In Double Kick Heroes, when the apocalypse is snapping at your heels the only thing you can trust is the power of heavy metal drumming. This unusual take on a familiar old arcade rhythm genre comes to us from French outfit Headbang Club and brings a lot to the table, including a full level editor, and is out in early access today.
As the title implies, your main weapon against a tide of undead, mutants and monsters is a double kick drumbeat. Once upon a time, Double Kick Heroes was a little Ludum Dare development jam contest entry based around the concept of two-button controls. In order to keep up with the kind of machinegun tempo heavy metal drumming requires, you needed both of those buttons to alternate between. This new iteration of the game uses up to four buttons for your arsenal of percussion, and another two to steer your bullet-spewing car.
I admit that I’ve not played many rhythm games extensively since Guitar Hero was big on the PlayStation 2, so maybe I’ve gotten rusty, but Double Kick Heroes feels surprisingly demanding. Granted, I’m playing on Hard mode (which unlocks all the possible buttons to use), and juggling multiple audio tracks (each tied to a different weapon) while keeping an eye on the gameplay screen itself for enemies to target and attacks to steer away from was a little more than expected. Satisfying, once I got the hang of it, though, but I’m tempted to bump it down to Normal.

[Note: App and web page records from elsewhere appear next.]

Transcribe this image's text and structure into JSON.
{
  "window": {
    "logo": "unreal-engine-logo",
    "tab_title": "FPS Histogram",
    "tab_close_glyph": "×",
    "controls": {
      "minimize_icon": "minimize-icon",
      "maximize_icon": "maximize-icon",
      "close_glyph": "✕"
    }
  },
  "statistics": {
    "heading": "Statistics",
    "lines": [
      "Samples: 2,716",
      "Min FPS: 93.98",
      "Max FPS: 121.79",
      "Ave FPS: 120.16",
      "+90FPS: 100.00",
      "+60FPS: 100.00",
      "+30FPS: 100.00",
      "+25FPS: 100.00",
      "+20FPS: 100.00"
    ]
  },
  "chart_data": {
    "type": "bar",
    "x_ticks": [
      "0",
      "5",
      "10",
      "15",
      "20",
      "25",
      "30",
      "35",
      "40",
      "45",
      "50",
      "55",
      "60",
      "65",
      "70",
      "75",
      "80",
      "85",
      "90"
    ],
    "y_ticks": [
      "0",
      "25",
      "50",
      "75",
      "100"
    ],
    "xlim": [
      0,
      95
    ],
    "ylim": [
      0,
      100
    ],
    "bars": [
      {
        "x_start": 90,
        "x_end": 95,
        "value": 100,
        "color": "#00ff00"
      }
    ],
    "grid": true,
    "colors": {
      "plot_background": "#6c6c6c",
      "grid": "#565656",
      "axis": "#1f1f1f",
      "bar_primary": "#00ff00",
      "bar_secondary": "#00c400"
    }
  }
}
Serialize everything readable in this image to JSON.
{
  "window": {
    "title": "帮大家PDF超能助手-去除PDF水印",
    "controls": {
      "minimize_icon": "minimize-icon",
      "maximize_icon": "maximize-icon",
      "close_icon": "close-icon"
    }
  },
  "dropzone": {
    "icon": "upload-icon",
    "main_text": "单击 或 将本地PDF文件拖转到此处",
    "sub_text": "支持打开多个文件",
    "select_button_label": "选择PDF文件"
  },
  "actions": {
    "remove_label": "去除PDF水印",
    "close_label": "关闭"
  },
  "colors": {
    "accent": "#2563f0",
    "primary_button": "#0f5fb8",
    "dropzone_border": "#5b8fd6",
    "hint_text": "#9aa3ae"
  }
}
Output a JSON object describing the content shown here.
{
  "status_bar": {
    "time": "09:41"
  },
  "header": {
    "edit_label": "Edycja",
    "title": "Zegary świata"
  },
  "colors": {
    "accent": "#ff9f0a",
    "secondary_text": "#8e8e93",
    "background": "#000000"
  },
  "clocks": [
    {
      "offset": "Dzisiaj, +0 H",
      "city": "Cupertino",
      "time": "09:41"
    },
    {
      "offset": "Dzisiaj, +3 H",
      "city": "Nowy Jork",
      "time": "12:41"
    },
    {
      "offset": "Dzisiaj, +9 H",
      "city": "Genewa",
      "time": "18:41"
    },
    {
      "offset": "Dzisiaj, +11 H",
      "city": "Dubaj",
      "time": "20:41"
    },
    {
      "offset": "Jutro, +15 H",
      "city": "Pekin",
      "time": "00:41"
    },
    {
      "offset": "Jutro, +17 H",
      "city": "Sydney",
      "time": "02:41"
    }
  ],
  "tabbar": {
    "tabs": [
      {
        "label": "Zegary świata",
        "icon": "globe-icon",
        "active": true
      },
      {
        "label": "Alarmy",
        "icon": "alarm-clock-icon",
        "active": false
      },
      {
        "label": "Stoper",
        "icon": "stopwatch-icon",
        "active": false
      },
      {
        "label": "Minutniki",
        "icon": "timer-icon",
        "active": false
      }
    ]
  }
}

The current Early Access version of the game contains around half of the final version’s planned songs, levels and story-mode missions. Depending on how many other bands they can rope in, Headbang Club plan on adding some more guest tracks to the game to bulk it out a bit. They reckon it’ll be finished in about six months, and will likely be accompanied with a small price increase once it’s all done and dusted.
While Double Kick Heroes does include a fully functional level editor, allowing you to assign note charts to any track you may own, it’s no surprise that Steam Workshop support isn’t part of the package. Levels are packed in a nice proprietary format, but sharing through Valve’s servers would undoubtedly be fraught with legal issues. Still, I wouldn’t be surprised if community (and legally questionable, let’s be real) sharing sites popped up if the game ends up halfway successful, as they have for other successful rhythm games.